These large-scale renditions of classic movie posters — what I would describe as having the guileless appeal of one of Henri Rousseau’s junglescapes but for, like, A Touch of Evil — reinvigorated Stinnett’s interest in the medium, and he started doing one-offs and commissions. He also became fascinated with collages, which, when you see the non-sequitur psyche-scapes in his work, seems self-evident. To him, processing the glut of images humans constantly ingest is a lot like a collage. With Honky Tonk Lagoon, he said, “I wanted to show conceptually, like, how we use social media. You scroll for 15 to 30 seconds. You get a whole handful of subjects in your face. I wanted to make art that was super-fast, banged together, rendered technically well.”
Stinnett is indeed prolific, and for this show, he submitted more than 80 paintings, no small feat for someone who makes his living churning out commissions and his own ideas to sell at just about any opportunity that pops up. That he was able to produce Honky Tonk’s body of work is solely because he had saved enough money from commissions and art markets to dedicate all his time to the show. “I just ate, slept, and painted.”
Typically, he will sell his art at pop-ups and other small-scale vending situations, as well as through his Instagram account @doctor_cyclops. For the Fort Works Art show, however, he upped his ambition.
“None of this stuff would be at a flea market,” he said with a laugh. “It’ll stay in the gallery system. I wanted to make the pieces all tight, dense, super-detailed.”
He has certainly succeeded, and if the crowd browsing his exhibition is any indication, his show is already a big hit. “At this point in my life … the idea of a grind or a hustle, that’s all I’ve been doing, taking almost every opportunity I could, doing as many commissions as I can. I’m just a worker. It’s fun, but for once, I got the opportunity to make art for the intended purpose of making art, trying ideas I wanted to play with. What’s funny — I was conservative with this show because of the market — I wouldn’t go too far out like I would at a metal club, y’know?”

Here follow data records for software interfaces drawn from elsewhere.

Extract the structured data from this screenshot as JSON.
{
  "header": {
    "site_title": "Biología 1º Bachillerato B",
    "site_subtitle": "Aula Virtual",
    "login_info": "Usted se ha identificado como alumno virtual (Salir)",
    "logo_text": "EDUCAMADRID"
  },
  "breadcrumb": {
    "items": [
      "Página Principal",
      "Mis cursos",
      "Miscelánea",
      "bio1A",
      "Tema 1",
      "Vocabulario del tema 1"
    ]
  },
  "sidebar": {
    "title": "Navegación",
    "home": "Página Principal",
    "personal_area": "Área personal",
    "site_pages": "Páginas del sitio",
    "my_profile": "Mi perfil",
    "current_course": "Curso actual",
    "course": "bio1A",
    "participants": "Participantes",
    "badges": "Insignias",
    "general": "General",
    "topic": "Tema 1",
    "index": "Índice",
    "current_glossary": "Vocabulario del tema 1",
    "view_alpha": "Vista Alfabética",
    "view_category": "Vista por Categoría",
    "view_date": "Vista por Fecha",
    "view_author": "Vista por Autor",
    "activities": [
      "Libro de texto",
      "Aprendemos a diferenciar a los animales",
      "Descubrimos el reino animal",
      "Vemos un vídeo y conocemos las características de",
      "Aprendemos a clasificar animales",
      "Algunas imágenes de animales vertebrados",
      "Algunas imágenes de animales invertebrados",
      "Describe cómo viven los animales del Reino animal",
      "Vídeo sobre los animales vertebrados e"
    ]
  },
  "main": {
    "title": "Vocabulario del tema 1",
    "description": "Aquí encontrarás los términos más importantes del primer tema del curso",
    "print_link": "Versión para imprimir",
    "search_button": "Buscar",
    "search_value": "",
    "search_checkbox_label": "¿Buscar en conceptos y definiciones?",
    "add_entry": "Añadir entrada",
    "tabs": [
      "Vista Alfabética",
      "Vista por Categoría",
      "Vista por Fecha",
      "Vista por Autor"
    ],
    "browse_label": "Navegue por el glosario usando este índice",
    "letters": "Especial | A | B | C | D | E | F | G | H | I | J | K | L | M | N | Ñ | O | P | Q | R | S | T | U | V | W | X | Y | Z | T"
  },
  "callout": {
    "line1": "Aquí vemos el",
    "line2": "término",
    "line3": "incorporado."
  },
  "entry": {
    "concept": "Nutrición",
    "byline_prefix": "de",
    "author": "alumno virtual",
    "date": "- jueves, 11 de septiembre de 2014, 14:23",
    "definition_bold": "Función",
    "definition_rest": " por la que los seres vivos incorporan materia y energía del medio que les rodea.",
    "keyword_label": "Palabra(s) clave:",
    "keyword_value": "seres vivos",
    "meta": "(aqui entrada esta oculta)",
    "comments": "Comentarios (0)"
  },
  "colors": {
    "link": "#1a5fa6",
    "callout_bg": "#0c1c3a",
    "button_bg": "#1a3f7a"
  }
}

Until such a club appears in Fort Worth, we’ll have to be content with the weird, wild grotesqueries currently hanging at Fort Works Art.
Clay Stinnett: Honky Tonk Lagoon
Thru Jan 13 at Fort Works Art, 2100 Montgomery St, FW. Free. 817-759-9475.